Wash., Ore. solar set to explode — report 

Source: Krysti Shallenberger, E&E reporter • Posted: Friday, April 24, 2015

This is solar’s year, at least in Washington state and Oregon, whose market growth should expand by a collective 200 megawatts of installed solar capacity, according to a recent Solar Energy Industries Association report.

Titled “U.S. Solar Market Insight 2014 Year in Review,” the report said most of the growth centered around residential solar, with some commercial installations from Walgreens Co. and Safeway Inc. “all making significant investments in solar energy systems.”

“In Washington, solar growth this year is projected to triple, while Oregon is expected to more than quadruple. That’s pretty impressive growth,” Rhone Resch, SEIA’s CEO, said in a press release. “Today more and more people, as well as business in both states, are choosing to ‘go solar’ as a way to reduce their electricity costs, make American more energy independent, protect our environment and fight climate change. It’s a win-win for both states.”

Both solar markets have made substantial inroads in states mostly powered by hydroelectricity. Oregon’s installed solar capacity currently sits at 84 MW, with Washington even lower at just 39 MW, according to SEIA’s website.

For Washington, solar’s growth comes as no surprise to the president of the advocacy group Solar Washington, David Nicol.

“Gosh, it’s almost a vertical growth right now,” Nicol said. Solar-friendly legislation, net metering policies — which enable customers to sell excess green energy to the grid — paired with solid loan and program incentives motivated Washingtonians to shell out cash for solar. But in a state where hydroelectricity married with strong wind powers the grid, Nicol doesn’t think solar will outpace those two energy sources anytime soon.
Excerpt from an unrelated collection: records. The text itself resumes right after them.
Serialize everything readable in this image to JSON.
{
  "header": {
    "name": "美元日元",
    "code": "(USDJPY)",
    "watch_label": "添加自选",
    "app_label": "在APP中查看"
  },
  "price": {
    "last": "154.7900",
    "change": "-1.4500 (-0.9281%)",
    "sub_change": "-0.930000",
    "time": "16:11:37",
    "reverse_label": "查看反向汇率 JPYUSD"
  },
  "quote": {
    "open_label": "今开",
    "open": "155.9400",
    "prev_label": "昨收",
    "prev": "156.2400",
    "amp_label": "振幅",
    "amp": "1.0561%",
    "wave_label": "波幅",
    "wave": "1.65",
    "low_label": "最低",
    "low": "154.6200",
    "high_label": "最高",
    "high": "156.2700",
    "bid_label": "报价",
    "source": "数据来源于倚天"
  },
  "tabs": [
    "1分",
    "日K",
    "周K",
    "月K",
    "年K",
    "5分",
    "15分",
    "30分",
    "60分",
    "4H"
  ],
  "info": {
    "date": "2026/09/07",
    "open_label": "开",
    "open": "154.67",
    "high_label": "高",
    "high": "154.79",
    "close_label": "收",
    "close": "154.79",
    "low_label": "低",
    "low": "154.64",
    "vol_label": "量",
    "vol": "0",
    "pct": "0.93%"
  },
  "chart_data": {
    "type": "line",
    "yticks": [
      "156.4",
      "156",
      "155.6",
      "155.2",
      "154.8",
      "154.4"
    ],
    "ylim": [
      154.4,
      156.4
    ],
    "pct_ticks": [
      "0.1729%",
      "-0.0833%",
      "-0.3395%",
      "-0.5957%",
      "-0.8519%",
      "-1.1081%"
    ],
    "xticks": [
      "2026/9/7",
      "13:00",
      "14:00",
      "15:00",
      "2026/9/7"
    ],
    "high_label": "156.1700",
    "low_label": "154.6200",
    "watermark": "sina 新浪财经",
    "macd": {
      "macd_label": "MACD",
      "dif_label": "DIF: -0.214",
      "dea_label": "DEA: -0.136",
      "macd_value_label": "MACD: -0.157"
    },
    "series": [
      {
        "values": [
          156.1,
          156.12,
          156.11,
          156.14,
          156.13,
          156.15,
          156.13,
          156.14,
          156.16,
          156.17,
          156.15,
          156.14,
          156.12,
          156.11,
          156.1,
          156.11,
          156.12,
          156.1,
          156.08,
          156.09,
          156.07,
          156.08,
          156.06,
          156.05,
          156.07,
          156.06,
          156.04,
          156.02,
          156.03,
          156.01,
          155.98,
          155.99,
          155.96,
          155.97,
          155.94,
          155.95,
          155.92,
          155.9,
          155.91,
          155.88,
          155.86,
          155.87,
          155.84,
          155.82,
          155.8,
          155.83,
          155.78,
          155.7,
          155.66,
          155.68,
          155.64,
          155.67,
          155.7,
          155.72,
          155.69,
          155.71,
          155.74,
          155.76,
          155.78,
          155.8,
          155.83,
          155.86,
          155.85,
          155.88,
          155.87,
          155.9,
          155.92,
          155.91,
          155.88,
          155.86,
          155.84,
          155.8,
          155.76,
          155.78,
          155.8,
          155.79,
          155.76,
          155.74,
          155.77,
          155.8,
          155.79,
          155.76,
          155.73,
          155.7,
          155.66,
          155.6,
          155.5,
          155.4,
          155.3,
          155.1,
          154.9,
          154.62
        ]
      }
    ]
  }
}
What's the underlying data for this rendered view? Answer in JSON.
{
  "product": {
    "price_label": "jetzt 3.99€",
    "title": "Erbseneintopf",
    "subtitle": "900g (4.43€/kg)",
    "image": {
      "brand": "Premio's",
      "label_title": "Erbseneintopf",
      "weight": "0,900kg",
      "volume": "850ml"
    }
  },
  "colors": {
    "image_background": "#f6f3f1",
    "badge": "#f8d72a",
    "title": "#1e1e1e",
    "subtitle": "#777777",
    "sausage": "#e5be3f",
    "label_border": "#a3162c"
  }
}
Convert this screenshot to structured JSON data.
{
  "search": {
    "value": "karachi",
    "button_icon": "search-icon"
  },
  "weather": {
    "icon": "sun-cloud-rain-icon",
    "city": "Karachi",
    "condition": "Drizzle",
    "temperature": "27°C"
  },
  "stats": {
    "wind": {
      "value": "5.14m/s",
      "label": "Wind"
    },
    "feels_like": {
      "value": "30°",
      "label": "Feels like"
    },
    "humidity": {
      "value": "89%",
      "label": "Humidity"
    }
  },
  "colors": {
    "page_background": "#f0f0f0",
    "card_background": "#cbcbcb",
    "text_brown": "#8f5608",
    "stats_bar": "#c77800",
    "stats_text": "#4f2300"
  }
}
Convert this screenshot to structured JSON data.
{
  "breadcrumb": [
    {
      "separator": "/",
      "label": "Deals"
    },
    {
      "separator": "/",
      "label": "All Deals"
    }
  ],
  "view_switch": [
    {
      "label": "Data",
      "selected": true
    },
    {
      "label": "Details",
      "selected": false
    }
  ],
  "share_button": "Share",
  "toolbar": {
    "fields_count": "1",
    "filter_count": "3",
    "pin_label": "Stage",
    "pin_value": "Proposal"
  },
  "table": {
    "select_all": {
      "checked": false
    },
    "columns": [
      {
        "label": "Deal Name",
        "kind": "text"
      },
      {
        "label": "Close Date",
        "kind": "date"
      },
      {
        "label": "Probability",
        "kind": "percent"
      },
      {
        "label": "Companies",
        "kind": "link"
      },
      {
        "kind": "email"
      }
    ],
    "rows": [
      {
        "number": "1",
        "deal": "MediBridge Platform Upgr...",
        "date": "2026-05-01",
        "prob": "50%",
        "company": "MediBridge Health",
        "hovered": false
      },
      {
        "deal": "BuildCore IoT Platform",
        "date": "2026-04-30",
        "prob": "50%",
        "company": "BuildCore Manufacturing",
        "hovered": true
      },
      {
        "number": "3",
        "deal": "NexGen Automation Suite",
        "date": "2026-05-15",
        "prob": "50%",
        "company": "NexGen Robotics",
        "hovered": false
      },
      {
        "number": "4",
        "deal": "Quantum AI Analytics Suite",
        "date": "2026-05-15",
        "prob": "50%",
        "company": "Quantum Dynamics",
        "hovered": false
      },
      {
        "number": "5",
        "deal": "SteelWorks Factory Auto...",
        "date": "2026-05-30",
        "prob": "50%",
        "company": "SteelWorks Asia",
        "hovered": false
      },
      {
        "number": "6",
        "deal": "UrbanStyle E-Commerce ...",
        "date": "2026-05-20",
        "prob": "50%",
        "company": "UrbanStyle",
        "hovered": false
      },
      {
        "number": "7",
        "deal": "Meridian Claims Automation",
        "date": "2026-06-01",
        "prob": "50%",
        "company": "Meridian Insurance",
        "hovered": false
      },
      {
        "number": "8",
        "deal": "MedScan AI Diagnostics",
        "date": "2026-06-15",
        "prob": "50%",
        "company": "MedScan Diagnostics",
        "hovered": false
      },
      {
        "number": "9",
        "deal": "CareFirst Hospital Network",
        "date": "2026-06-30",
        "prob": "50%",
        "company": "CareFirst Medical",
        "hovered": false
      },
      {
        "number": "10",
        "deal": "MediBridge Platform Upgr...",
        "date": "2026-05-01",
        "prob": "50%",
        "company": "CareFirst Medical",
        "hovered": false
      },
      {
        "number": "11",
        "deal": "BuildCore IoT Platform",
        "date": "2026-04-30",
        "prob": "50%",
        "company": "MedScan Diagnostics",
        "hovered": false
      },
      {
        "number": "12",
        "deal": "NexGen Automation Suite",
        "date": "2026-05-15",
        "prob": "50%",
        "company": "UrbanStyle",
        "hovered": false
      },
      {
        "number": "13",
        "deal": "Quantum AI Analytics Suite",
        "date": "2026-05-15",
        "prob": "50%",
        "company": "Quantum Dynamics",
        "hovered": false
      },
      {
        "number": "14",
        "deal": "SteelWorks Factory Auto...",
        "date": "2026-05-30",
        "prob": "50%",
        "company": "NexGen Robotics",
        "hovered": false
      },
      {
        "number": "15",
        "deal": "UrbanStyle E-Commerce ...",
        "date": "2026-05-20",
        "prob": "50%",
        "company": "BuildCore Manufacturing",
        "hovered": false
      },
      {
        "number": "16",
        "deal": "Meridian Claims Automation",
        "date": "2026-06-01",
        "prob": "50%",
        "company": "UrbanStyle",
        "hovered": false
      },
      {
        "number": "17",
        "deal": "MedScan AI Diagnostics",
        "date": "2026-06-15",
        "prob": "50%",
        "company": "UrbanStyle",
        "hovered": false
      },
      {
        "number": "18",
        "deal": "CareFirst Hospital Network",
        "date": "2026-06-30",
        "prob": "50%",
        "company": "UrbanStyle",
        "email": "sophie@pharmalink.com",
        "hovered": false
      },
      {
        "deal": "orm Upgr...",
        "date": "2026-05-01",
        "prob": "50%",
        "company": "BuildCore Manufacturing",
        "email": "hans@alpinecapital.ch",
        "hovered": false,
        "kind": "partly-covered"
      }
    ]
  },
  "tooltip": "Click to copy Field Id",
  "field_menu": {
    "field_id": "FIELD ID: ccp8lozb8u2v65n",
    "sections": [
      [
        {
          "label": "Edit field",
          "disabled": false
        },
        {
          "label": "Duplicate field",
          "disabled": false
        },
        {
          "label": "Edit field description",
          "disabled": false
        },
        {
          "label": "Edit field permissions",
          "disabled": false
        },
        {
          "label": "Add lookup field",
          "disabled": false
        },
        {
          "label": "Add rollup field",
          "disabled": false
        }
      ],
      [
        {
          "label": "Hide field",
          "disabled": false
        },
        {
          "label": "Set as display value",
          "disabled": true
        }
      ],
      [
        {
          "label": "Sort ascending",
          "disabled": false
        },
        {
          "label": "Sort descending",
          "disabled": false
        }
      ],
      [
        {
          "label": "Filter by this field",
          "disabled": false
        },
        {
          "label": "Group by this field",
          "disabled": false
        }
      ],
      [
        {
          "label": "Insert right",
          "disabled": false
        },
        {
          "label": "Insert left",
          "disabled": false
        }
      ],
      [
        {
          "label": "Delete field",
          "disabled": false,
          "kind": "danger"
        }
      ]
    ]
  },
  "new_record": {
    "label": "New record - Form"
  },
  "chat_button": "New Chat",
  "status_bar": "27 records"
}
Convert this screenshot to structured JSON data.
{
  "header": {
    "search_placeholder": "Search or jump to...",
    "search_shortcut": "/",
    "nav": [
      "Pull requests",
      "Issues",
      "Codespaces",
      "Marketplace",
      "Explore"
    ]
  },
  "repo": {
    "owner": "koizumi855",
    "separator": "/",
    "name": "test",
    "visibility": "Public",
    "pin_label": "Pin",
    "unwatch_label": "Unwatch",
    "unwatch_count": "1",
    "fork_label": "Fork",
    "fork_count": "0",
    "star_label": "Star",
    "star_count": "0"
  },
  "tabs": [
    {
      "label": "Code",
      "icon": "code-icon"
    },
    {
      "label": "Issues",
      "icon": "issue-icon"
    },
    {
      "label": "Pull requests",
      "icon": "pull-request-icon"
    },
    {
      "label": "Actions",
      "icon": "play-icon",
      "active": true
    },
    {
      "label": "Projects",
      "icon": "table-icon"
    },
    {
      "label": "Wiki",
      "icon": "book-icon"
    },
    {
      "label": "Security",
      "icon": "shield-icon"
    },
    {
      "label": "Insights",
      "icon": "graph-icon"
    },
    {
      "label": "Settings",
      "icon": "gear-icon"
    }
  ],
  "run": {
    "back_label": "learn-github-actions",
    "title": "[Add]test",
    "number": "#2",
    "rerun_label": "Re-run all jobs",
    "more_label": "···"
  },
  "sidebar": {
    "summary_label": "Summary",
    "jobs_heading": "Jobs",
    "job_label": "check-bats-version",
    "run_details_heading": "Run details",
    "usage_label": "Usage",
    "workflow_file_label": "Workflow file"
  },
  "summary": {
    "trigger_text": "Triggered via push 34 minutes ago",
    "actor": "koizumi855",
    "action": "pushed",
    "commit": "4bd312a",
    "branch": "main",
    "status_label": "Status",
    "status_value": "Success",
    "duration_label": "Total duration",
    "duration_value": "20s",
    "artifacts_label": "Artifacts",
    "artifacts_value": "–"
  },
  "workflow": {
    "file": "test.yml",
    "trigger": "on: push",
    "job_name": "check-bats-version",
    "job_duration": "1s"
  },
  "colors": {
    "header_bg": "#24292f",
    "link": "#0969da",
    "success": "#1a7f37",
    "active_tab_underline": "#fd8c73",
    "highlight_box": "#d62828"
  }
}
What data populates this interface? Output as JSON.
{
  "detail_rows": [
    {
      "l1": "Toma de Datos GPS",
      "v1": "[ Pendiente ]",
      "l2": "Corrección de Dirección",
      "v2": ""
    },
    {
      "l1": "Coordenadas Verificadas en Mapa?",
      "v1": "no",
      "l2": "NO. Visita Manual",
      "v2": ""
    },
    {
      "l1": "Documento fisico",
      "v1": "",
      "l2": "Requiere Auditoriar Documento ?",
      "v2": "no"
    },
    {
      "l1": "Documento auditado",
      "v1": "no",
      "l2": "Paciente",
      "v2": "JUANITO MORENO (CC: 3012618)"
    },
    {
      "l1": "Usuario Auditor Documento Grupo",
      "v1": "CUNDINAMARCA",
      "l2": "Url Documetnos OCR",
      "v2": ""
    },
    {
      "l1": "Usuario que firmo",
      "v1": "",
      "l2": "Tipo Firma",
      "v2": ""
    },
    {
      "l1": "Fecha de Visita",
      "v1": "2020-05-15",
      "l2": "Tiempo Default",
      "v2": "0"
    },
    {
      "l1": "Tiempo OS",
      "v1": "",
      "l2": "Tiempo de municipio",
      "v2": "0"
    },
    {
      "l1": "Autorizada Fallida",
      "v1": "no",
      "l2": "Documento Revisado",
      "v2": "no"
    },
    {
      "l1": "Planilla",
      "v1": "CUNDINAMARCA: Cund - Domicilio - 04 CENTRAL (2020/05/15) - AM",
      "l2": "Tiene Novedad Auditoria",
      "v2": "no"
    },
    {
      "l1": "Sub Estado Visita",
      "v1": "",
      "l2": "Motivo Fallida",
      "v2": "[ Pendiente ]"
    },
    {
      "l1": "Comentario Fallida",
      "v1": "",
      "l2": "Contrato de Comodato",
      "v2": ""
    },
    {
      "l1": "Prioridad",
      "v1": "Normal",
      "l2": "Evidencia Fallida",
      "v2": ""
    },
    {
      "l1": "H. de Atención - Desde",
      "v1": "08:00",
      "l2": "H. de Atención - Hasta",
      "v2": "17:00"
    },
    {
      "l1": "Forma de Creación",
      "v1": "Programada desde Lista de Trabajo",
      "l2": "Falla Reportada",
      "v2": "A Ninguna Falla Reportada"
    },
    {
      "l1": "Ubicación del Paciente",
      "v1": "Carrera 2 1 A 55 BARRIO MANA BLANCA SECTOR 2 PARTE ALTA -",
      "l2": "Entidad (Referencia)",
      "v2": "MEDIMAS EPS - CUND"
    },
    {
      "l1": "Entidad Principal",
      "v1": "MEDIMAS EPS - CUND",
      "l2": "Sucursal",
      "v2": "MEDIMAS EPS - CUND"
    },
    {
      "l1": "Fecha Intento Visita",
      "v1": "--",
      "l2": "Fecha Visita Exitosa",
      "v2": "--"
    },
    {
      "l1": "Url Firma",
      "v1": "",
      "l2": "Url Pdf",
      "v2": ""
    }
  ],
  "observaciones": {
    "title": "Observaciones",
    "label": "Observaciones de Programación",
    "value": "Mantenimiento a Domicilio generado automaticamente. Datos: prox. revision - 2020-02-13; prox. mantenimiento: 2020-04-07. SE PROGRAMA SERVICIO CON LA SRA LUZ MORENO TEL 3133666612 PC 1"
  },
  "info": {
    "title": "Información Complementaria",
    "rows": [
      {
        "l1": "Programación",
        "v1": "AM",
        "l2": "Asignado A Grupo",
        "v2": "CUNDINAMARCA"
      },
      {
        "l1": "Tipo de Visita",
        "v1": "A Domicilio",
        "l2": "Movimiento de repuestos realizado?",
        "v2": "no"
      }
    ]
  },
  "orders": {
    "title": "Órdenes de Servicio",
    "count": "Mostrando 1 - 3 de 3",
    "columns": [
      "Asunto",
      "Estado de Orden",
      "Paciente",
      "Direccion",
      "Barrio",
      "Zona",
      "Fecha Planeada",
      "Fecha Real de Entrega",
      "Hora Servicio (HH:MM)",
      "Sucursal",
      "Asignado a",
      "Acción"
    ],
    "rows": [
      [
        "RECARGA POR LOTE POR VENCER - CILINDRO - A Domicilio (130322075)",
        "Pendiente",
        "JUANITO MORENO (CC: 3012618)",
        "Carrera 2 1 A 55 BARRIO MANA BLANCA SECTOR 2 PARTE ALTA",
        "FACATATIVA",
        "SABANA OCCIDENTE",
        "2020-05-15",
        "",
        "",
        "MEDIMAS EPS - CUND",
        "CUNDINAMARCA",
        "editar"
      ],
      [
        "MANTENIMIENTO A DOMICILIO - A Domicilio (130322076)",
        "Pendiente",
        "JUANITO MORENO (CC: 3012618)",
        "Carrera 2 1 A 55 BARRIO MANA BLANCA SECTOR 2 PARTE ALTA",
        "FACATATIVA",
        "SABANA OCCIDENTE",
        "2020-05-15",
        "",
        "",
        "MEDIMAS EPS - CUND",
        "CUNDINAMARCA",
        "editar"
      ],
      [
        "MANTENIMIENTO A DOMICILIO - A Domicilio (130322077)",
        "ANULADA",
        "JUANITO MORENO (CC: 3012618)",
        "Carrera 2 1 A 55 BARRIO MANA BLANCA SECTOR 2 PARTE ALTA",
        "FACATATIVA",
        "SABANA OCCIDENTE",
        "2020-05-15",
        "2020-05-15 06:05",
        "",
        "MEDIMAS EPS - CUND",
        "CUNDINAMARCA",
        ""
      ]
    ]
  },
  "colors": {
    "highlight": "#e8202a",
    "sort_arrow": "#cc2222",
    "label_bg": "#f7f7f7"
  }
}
Despite hydro’s dominance, Nicol added, solar opens another option to replace coal-generated electricity that powers barely 5 percent of the Evergreen State’s grid, according to data compiled by Advanced Energy Economy.

For Oregon, the industry suffered a 10 percent installation decline last year, according to SEIA’s website. The U.S. Energy Information Administration said hydroelectricity and wind energy make up most of the state’s renewable power mix with “limited potential for solar.”

But federal and state tax incentives has bolstered what limited solar potential exists, according to SEIA’s report, which pointed out declines in solar array pricing as the biggest factor for solar’s expansion in both states alongside “smart and effective public policies” like net metering and renewable portfolio standards, Resch said in the press release.

A call to Oregon’s Solar Energy Industries Association wasn’t answered at press time.